• Brief:
Which lines of the records below contain the word "name"? Copy each of them out.

• Available data:
<<<<

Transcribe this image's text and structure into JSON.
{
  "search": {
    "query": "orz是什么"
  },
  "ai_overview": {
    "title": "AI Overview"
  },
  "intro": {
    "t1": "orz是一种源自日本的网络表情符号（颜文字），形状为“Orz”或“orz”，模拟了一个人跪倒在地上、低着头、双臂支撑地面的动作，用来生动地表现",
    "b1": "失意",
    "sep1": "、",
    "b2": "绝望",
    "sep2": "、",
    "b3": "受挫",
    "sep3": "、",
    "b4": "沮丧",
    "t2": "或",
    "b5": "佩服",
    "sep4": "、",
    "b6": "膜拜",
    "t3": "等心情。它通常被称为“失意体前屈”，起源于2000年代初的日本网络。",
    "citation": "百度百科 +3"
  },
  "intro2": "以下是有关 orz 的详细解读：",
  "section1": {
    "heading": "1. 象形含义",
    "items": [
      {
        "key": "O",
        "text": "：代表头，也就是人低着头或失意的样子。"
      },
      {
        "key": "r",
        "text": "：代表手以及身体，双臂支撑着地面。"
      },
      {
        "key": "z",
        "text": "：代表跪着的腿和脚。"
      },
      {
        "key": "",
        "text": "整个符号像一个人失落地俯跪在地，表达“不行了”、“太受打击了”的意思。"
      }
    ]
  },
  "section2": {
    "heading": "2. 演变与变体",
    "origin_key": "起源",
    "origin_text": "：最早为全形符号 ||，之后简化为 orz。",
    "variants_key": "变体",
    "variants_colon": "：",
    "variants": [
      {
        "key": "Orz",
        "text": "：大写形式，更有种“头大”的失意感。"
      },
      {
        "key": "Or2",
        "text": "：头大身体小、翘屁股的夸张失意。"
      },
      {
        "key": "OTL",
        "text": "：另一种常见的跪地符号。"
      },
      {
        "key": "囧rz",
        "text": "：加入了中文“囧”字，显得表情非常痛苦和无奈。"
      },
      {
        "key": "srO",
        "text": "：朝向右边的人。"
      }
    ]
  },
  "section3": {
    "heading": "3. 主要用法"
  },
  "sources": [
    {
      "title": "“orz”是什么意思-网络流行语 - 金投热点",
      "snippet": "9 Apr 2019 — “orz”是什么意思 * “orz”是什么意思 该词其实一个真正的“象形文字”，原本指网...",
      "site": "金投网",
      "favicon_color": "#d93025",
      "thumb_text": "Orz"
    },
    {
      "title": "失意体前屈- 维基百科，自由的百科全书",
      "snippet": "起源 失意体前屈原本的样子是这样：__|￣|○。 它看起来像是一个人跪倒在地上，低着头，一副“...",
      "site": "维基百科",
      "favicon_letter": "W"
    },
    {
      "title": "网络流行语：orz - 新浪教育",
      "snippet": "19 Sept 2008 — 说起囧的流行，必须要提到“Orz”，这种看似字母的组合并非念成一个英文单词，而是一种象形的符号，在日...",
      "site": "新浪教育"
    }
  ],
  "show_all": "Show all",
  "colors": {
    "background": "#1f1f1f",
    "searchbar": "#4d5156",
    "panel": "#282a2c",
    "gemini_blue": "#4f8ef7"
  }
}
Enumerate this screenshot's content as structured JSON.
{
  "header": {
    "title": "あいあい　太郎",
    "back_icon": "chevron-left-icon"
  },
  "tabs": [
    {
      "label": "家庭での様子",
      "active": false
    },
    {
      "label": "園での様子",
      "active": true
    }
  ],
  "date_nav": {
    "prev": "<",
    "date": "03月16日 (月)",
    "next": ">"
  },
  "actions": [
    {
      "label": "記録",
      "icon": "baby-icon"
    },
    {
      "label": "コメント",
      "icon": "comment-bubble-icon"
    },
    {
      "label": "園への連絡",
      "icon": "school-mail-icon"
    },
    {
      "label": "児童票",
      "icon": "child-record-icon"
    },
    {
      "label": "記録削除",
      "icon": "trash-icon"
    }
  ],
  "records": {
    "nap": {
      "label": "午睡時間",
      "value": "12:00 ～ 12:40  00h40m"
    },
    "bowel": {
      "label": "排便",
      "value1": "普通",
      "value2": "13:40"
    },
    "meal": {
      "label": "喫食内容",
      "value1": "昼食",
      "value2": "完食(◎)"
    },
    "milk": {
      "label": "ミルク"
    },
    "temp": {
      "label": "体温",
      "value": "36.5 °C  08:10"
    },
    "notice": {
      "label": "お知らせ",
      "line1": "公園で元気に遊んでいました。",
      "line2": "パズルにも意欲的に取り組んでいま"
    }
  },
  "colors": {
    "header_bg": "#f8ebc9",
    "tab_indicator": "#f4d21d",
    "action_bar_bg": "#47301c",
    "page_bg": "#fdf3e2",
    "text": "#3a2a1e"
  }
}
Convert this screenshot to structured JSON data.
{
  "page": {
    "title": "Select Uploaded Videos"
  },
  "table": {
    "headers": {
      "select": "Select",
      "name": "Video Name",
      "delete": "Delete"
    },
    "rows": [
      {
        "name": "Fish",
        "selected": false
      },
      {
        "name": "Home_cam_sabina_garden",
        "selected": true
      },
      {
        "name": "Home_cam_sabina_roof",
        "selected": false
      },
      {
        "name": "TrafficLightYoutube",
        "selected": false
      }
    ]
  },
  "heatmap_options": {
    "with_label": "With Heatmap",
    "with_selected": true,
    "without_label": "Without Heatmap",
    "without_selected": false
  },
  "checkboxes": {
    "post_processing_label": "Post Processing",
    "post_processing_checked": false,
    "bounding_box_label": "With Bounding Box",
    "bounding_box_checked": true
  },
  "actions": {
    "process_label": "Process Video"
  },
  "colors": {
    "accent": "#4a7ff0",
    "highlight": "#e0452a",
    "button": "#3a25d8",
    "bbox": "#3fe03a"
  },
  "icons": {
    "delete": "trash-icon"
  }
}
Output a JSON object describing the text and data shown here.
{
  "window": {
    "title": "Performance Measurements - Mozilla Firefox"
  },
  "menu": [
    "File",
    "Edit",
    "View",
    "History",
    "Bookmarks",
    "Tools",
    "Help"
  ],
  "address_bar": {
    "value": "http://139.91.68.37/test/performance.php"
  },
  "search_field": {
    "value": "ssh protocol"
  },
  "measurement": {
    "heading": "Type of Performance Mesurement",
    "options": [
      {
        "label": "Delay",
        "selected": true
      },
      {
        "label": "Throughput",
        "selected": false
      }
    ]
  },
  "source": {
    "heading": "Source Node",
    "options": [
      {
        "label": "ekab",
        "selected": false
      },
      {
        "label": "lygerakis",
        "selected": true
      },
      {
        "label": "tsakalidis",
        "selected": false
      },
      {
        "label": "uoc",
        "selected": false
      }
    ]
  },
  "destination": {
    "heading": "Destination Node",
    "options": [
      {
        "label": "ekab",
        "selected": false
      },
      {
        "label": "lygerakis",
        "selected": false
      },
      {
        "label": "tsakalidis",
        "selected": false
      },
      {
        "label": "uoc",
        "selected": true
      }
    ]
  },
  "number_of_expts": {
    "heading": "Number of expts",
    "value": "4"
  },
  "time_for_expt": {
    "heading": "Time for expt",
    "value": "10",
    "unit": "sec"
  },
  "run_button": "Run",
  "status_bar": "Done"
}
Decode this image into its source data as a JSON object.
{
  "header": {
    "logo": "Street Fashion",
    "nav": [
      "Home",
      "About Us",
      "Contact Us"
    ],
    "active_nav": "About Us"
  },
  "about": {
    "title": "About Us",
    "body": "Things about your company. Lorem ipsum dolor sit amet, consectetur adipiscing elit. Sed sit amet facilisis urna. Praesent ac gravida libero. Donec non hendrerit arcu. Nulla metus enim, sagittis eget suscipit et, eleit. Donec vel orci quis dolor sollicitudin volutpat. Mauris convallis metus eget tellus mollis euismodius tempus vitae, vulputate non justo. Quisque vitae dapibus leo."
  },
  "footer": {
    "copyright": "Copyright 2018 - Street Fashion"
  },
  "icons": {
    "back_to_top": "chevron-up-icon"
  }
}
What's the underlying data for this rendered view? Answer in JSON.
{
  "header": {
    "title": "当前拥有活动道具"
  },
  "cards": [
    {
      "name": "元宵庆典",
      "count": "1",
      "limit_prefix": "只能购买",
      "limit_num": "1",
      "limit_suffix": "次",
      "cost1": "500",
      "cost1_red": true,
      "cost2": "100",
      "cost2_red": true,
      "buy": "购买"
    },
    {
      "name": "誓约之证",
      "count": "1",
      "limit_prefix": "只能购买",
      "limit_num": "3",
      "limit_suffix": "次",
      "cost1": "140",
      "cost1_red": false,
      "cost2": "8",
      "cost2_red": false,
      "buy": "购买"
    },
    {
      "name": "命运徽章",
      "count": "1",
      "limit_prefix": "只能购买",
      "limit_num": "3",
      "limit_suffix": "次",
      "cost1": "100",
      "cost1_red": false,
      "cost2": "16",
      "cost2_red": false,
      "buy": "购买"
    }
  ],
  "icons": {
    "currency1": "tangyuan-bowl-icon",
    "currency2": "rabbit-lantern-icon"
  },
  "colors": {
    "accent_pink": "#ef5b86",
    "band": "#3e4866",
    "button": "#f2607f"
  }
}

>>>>

• Solution to the problem:
      "name": "Video Name",
        "name": "Fish",
        "name": "Home_cam_sabina_garden",
        "name": "Home_cam_sabina_roof",
        "name": "TrafficLightYoutube",
      "name": "元宵庆典",
      "name": "誓约之证",
      "name": "命运徽章",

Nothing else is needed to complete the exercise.